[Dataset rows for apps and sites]
= Beginning of Section =

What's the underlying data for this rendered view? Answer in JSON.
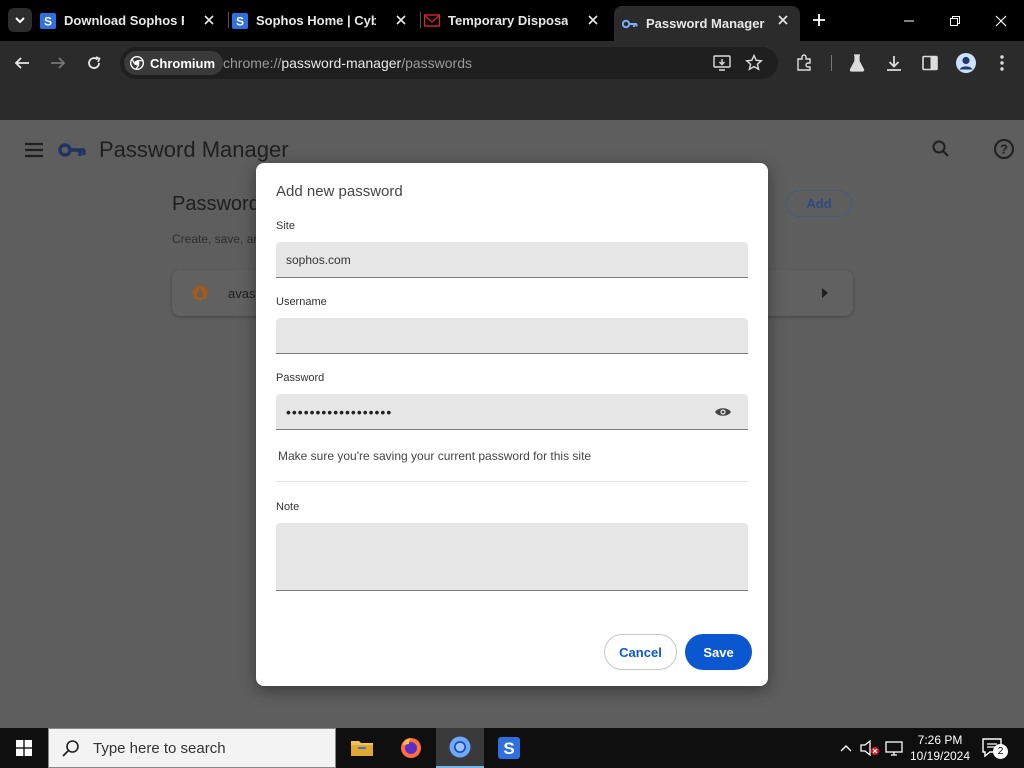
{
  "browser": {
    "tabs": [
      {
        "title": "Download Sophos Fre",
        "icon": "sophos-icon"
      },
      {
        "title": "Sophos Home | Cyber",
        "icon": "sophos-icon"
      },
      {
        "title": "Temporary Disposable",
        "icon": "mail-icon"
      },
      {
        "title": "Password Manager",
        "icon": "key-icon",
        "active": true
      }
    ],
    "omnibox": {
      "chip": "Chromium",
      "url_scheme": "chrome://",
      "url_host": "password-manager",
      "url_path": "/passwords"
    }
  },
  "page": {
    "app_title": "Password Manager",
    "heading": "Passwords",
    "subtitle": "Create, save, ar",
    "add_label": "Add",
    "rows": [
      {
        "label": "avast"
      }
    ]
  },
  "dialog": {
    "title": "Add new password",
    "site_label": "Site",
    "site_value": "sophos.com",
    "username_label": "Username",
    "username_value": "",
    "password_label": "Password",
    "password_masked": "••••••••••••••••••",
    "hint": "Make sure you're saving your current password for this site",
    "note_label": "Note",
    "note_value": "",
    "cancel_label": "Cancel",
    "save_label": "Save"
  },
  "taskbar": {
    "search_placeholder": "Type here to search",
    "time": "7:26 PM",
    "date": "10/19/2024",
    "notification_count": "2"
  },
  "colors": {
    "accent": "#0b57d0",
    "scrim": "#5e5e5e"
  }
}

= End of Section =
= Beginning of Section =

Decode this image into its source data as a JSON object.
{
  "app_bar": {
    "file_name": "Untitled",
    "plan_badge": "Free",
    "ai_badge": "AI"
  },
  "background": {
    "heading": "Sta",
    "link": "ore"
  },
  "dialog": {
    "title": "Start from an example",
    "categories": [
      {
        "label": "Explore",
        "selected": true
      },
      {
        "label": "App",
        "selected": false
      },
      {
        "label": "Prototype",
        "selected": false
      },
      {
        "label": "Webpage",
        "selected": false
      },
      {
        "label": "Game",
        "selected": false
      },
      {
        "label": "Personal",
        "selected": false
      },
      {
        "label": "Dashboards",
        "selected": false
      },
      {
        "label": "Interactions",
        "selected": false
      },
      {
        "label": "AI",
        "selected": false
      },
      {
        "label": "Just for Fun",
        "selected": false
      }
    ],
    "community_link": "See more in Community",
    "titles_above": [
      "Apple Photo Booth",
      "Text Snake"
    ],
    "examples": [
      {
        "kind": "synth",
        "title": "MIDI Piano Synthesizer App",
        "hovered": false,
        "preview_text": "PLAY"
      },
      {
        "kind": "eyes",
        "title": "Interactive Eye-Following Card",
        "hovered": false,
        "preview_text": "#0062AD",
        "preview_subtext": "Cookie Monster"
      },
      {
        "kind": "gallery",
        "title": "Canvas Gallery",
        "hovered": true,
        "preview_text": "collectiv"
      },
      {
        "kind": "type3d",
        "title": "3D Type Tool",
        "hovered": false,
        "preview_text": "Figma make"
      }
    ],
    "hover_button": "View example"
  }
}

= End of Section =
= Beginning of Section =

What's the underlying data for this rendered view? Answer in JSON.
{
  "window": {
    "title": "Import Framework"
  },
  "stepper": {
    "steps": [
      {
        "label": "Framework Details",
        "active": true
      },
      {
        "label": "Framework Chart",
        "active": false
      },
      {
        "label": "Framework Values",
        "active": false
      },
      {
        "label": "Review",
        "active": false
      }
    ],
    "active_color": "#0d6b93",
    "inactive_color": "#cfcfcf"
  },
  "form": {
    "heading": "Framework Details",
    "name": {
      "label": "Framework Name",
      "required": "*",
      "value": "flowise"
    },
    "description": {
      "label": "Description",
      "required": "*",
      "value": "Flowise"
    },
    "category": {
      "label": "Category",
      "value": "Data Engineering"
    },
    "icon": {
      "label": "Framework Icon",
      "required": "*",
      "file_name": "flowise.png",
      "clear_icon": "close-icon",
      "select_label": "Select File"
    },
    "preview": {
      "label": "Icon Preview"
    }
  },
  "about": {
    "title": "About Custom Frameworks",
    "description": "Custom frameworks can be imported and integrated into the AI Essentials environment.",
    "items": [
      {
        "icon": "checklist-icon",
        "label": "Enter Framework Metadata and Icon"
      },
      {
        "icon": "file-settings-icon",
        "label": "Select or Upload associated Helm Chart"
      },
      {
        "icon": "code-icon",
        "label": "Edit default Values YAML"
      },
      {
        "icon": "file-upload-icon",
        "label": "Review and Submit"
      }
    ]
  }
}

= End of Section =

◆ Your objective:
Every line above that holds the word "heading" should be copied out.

◆ Result:
    "heading": "Passwords",
    "heading": "Sta",
    "heading": "Framework Details",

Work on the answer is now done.